In 1967, the American College of Surgeons published an article written by Dr. J.D. “Deke” Farrington called “Death in a Ditch.” In this article, Dr. Farrington – often called the Father of Modern EMS – highlighted the dangers of automobile crashes on America’s highways and outlined his vision for preventing the growing epidemic of, in his words, death in a ditch. His article called for a new approach to providing emergency medical care at the scene of emergencies and during transport. In addition to outlining basic standards for ambulances and equipment, he emphasized the requirement for “at least two trained persons…and the attendant’s competence in emergency care should be certified” (Farrington, 1967).

In response to the increase in death and disability on America’s highways, President Lyndon Johnson’s Committee on Highway Traffic Safety recommended the creation of a national certification agency to establish uniform standards for training and examination of personnel active in the delivery of emergency ambulance services. A task force was then created to study the feasibility of a national registry for EMTs headed by Oscar P. Hampton, Jr., M.D., a physician recognized for his pioneering work with the American College of Surgeons’ Committee on Trauma.

Less than three years after “Death in a Ditch” was published, and a year after the Committee on Highway Traffic Safety’s recommendation, a non-profit organization was formed to serve as the nation’s EMS certification agency: The National Registry of Emergency Medical Technicians. In 1971, the National Registry’s Board of Directors elected Dr. “Deke” Farrington as the organization’s Chairman and Rocco V. Morando as the founding Executive Director. Later that year, the National Registry conducted the nation’s first EMT-Ambulance exam, administered simultaneously to 1,520 personnel at 51 test sites across the United States.

As the National Registry continued conducting examinations and certifying Emergency Medical Technicians based on a national standard, Rocco Morando, Dr. Farrington and the Board of Directors recognized another gap: the new EMTs – providing prehospital emergency medical care across the nation – were not linked together by a national association. In response to this need, on January 8, 1975, the National Registry organized a meeting with representatives from every known state-based EMT organization.

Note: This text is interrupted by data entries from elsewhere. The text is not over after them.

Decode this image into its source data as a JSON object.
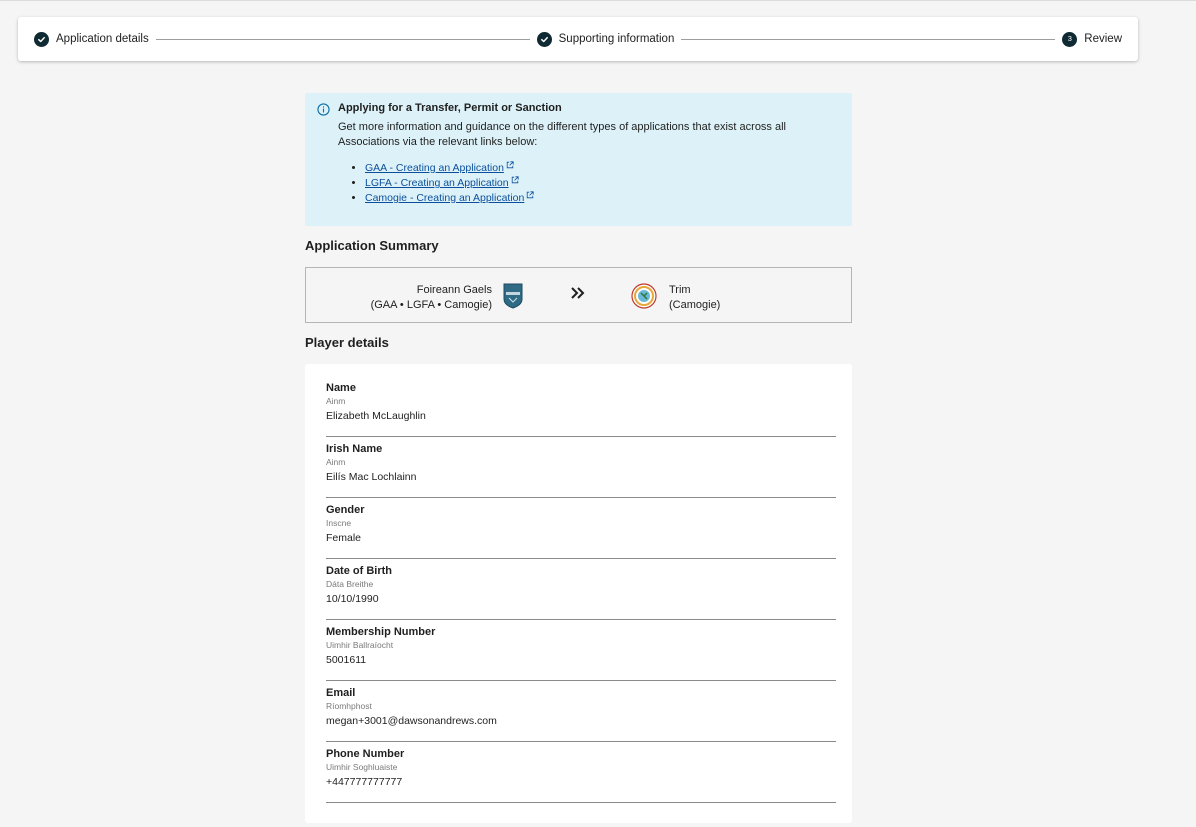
{
  "stepper": {
    "steps": [
      {
        "label": "Application details",
        "state": "complete"
      },
      {
        "label": "Supporting information",
        "state": "complete"
      },
      {
        "label": "Review",
        "state": "current",
        "number": "3"
      }
    ]
  },
  "info_banner": {
    "title": "Applying for a Transfer, Permit or Sanction",
    "text": "Get more information and guidance on the different types of applications that exist across all Associations via the relevant links below:",
    "links": [
      {
        "label": "GAA - Creating an Application"
      },
      {
        "label": "LGFA - Creating an Application"
      },
      {
        "label": "Camogie - Creating an Application"
      }
    ]
  },
  "summary": {
    "title": "Application Summary",
    "from_club": {
      "name": "Foireann Gaels",
      "associations": "(GAA • LGFA • Camogie)"
    },
    "to_club": {
      "name": "Trim",
      "associations": "(Camogie)"
    }
  },
  "player": {
    "title": "Player details",
    "fields": [
      {
        "label": "Name",
        "irish": "Ainm",
        "value": "Elizabeth McLaughlin"
      },
      {
        "label": "Irish Name",
        "irish": "Ainm",
        "value": "Eilís Mac Lochlainn"
      },
      {
        "label": "Gender",
        "irish": "Inscne",
        "value": "Female"
      },
      {
        "label": "Date of Birth",
        "irish": "Dáta Breithe",
        "value": "10/10/1990"
      },
      {
        "label": "Membership Number",
        "irish": "Uimhir Ballraíocht",
        "value": "5001611"
      },
      {
        "label": "Email",
        "irish": "Ríomhphost",
        "value": "megan+3001@dawsonandrews.com"
      },
      {
        "label": "Phone Number",
        "irish": "Uimhir Soghluaiste",
        "value": "+447777777777"
      }
    ]
  },
  "colors": {
    "step_icon": "#0f2a33",
    "info_bg": "#ddf2f8",
    "link": "#0b4f9c",
    "page_bg": "#f5f5f5"
  },
  "icons": {
    "complete_step": "check-circle-icon",
    "info": "info-icon",
    "external_link": "external-link-icon",
    "transfer": "double-chevron-right-icon"
  }
}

A few months later, this group formed the National Association of Emergency Medical Technicians (NAEMT) with support from the National Registry and others.

While EMS has evolved since the early 1970s, the importance of National EMS Certification and the core focus of the National Registry has remained consistent for nearly 50 years: to provide a valid, uniform process to assess the knowledge and skills required for EMS professionals. The National Registry accomplishes this goal with a staff that includes highly qualified EMS experts who understand what is involved in treating patients in the out-of-hospital setting. The National Registry also works in close collaboration with state EMS officials, national organizations, and subject matter experts. Because the top priority of the National Registry is the safety of the American public, thousands of hours are devoted each year by experts from the EMS medical community on item development, validation, practice analysis and standard setting. As a non-profit organization, all funds collected support the National Certification process and are reinvested into the EMS community.

As appropriately captured by the theme of this year’s EMS Week, and as demonstrated by the visionaries, leaders, and founders of our national EMS system, we are stronger together.

Reference

Farrington, J. (1967). Death in a Ditch. American College of Surgeons, 121-132.